The Importance of the Sewing Machine
The invention of the sewing machine surfaced during the industrial revolution and is considered to be the first machine to enter the home. Pre-1900, women had to sew by hand using silk thread or 3-ply cotton which broke frequently and meant women would be making clothes for their family from sun-up to sun-down. The sewing machine accelerated the process of garment construction, which ultimately revolutionized the textile industry, allowing a wide range of pieces to be made quickly and more cost-efficiently. It now gives the home designer a faster alternative to hand sewing while opening the door to sewing as an at-home hobby.
Evolution and Failed Attempts That Led to Success
Inspiration for the original sewing machine stitch came from embroidery decorations, invented in the 18th century, which used a hook needle to produce a hook stitch. The first attempts at a mechanical sewing machine imitated the hook stitch. Inventors from France, England, and the U.S. all had a hand in creating the mechanical sewing machine, beginning with Charles Weisenthal in the U.K. He acquired a British patent in 1755 for the first needle designed specifically for a machine. It was double pointed with a single eye, meant to pass completely through the fabric, sparking the birth of mechanical sewing.
Some years later, there was Thomas Saint, an English cabinet maker, who was issued the first patent in 1790 for drawing a complete machine that included both a notched needle and an awl for sewing. Saint’s machine was designed specifically for puncturing holes through leather. Several failed attempts led up to the great year of 1830.
Continuing on the Sewing Road to Success
In 1830, Barthelemy Thimmonier made the first functional machine that used a chain stitch (like the stitch often used for embroidery) and one thread. He made about 80 machines, which he placed in a factory to make military jackets until it was burnt down by French tailors who feared they would lose their jobs to the sewing machine. Unfortunately, the fire caused Thimmonier to go bankrupt. In 1834, Walter Hunt made the first successful machine; although it only made straight lines, they were created by a brand new stitch that came to be known as a lockstitch. His machine didn’t work very well, so he eventually gave up and didn’t patent his invention.
In 1846 Elias Howe adapted Hunt’s ideas and developed a needle with an eye at its tip, like machine needles we see today, earning the credit for creating the first modern sewing machine and needle, which processed thread from two different sources to produce a lockstitch.
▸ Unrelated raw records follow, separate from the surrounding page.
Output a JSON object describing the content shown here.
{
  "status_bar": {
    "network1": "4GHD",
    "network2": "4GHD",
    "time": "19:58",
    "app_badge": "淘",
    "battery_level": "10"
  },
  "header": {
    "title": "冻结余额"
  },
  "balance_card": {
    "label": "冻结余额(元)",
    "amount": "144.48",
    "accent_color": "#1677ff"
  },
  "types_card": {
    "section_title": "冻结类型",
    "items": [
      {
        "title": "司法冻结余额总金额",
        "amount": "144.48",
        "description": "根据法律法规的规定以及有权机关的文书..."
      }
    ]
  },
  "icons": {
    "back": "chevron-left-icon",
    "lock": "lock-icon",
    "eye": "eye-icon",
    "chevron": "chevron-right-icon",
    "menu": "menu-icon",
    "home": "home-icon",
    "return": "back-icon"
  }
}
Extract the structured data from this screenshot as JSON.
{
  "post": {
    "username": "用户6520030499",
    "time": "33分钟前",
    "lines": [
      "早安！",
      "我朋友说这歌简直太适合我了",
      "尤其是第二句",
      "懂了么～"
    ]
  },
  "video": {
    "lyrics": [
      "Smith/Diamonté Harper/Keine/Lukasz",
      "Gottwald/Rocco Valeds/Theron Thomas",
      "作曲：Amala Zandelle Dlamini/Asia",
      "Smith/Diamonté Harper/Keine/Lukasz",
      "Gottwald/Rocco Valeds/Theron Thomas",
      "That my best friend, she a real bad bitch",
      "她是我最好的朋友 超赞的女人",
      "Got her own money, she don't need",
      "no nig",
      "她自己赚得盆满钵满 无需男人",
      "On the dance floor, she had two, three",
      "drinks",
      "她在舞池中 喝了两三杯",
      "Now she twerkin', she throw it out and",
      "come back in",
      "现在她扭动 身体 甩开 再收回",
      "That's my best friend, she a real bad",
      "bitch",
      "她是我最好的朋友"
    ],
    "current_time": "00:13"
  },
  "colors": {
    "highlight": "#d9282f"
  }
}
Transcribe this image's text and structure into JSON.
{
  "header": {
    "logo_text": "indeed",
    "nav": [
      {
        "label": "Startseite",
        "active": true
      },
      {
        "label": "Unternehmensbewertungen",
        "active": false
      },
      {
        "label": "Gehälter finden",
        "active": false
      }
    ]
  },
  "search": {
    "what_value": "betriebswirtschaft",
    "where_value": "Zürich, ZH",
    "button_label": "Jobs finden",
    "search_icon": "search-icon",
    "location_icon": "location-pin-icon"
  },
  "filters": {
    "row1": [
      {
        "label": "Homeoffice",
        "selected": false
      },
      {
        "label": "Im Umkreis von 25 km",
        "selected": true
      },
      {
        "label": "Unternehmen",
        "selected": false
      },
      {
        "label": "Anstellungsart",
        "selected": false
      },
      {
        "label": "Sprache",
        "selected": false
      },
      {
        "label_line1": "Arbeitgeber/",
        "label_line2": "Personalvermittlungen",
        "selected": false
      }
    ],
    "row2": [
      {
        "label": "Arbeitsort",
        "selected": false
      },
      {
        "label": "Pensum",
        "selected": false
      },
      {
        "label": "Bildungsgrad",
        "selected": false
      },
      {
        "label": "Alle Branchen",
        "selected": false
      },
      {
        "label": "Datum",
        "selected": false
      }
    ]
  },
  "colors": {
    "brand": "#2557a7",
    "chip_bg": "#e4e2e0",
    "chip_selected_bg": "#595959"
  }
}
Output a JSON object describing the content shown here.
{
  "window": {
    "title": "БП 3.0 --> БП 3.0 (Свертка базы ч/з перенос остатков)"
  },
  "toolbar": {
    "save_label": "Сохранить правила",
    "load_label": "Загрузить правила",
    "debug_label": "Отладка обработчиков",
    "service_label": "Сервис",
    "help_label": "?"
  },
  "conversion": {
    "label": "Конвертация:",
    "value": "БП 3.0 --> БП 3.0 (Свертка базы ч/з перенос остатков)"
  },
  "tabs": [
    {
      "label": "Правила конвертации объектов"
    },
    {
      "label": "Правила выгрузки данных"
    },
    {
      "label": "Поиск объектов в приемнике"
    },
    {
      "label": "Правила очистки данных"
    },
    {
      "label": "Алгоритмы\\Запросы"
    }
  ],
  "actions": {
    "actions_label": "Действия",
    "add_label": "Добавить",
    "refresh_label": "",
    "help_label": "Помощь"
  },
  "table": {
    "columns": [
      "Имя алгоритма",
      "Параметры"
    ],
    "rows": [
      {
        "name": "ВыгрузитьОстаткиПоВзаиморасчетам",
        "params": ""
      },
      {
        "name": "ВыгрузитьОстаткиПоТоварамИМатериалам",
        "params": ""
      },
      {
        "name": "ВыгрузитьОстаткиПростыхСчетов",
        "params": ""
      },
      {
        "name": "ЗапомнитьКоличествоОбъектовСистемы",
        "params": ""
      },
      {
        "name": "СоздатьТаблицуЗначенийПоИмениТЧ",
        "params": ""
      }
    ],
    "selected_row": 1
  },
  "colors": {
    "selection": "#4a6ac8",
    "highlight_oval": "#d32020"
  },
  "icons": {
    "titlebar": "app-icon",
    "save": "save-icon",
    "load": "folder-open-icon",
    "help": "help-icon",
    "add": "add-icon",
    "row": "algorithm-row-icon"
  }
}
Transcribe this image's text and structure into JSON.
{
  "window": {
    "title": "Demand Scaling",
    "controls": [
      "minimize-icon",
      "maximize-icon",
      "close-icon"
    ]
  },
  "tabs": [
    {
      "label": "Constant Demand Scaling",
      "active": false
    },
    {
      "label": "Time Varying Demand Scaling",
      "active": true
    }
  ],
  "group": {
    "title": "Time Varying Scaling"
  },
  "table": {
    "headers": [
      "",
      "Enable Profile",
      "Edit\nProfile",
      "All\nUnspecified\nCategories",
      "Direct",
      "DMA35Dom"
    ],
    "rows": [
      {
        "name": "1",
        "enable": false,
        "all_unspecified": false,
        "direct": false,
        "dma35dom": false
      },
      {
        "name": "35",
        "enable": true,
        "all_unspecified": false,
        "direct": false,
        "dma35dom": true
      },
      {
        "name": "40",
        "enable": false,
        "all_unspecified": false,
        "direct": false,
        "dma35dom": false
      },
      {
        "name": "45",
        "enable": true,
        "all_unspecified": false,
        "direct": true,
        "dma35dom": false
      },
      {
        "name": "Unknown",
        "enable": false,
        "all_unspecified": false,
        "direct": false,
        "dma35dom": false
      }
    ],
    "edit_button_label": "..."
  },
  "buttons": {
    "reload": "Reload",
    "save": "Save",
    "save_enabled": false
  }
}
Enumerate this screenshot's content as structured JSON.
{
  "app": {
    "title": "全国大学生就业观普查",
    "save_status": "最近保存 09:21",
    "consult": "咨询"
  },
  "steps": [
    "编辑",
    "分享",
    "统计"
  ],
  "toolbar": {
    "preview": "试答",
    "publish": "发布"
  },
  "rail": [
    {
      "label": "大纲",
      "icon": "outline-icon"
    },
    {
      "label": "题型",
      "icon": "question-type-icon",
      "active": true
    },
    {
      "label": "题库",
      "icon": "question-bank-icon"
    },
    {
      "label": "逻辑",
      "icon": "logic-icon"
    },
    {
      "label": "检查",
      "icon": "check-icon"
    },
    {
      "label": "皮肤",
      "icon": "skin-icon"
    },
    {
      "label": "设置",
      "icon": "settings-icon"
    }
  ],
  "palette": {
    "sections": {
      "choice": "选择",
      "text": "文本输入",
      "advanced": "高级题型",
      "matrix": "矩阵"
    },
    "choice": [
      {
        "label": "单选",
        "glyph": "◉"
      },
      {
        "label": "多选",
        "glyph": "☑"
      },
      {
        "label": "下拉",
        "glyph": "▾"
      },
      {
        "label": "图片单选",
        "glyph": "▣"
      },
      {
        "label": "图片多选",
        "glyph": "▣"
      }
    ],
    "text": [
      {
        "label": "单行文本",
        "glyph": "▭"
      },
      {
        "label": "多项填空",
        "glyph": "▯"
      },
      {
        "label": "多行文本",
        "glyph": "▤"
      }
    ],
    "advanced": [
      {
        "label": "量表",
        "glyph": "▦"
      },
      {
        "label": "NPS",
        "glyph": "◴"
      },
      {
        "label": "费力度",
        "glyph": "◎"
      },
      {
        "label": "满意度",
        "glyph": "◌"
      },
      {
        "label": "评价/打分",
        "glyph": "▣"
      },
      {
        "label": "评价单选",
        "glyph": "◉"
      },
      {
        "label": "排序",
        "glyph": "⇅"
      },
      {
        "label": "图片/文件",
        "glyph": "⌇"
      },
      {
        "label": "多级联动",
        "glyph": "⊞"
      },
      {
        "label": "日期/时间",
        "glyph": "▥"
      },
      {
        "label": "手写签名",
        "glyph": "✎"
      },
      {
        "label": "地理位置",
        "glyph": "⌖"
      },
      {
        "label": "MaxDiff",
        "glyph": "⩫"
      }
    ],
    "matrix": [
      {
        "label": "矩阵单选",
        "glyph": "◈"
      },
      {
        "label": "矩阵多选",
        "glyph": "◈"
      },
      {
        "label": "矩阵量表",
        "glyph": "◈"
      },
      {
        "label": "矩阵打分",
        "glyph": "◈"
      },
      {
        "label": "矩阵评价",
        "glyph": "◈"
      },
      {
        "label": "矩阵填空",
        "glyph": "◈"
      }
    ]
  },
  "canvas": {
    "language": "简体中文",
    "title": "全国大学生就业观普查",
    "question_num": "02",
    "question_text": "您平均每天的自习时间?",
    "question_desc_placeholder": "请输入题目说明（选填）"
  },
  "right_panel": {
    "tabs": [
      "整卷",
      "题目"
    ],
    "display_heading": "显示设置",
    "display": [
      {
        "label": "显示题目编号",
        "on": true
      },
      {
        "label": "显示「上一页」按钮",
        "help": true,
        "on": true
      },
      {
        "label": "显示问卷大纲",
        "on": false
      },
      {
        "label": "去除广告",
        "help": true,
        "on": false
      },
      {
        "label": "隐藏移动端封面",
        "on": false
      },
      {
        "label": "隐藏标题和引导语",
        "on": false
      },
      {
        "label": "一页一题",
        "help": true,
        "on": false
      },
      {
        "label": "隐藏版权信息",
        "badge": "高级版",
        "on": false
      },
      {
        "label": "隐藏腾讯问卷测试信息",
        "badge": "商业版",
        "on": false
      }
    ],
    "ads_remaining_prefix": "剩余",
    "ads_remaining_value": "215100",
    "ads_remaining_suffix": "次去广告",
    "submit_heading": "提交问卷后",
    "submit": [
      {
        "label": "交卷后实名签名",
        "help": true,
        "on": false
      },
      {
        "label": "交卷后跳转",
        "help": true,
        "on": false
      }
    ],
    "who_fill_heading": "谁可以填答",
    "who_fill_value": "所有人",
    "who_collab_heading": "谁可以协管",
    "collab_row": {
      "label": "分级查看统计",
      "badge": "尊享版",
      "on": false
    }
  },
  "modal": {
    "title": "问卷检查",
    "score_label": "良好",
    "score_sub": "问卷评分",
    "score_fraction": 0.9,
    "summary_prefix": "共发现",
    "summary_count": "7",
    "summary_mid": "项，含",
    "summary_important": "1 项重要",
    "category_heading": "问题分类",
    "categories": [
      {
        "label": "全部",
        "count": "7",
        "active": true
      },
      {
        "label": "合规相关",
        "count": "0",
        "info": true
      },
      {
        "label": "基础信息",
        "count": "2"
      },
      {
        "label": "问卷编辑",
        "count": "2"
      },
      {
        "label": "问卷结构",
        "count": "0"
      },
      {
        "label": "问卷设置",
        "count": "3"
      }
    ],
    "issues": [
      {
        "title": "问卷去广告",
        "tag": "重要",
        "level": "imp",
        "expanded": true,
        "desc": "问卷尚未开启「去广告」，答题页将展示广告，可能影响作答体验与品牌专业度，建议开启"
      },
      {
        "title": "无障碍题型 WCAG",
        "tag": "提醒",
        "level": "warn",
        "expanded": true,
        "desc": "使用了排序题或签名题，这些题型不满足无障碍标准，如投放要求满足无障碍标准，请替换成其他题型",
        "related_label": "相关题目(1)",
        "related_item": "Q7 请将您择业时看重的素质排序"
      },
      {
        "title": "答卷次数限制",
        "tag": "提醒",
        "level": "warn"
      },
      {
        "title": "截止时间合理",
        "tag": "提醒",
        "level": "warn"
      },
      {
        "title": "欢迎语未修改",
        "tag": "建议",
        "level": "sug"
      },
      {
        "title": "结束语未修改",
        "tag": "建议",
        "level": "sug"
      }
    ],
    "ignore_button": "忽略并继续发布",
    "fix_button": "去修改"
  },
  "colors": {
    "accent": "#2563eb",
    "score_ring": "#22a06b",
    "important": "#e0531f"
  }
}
Commercial Use and How Today’s Machines Work
Isaac Singer was the first to sell sewing machines commercially in the 1850s, to which he added an overhanging arm that positioned the needle over a flat table so that fabric could be passed through the bar from any direction. It came equipped with a needle that moved up and down.
There are 2 main types of sewing machines and they’re made quite differently:
- Home Sewing Machine: its frame is made from injection-molded aluminum while its plates are made from a variety of materials ranging from copper, chrome, nickel, etc. It has an electric motor complete with hooks, feed gears, cam mechanisms, needles, needle bars, the main drive shaft, and presser feet (shop MoodFabrics.com for additional presser feet for your machine). The bobbin portion is made of metal or plastic, but must be made specifically so it can be threaded appropriately for your machine.
Industrial Sewing Machine: consists of the frame, motor, and electronic components. Its frame is made of cast iron while the motor is made depending on the specific voltage and electrical standards for the region, and the electronic components are usually metal.
The Sewing Machines of Today
Sewing machines are still widely used and purchased by home sewists and companies to produce and construct textiles, which has tremendously impacted the industry and the speed at which garments can be made. The evolution of the machine has taken home sewing to new and efficient levels so that both the beginning sewist and the advanced sewing magician can be successful. We have an exclusive Mood Brand sewing machine that can create nearly 100 different stitch types (talk about advancement in technology), and to go along with it you’ll want to grab some durable all-purpose cotton thread for your sewing endeavors. Technology changes every day but it’s important to take a moment to think about the great inventors that paved the way for the sewing machine and its important components and helped to make its way to success.
What type of machine do you currently sew on? Tell us in the comments below!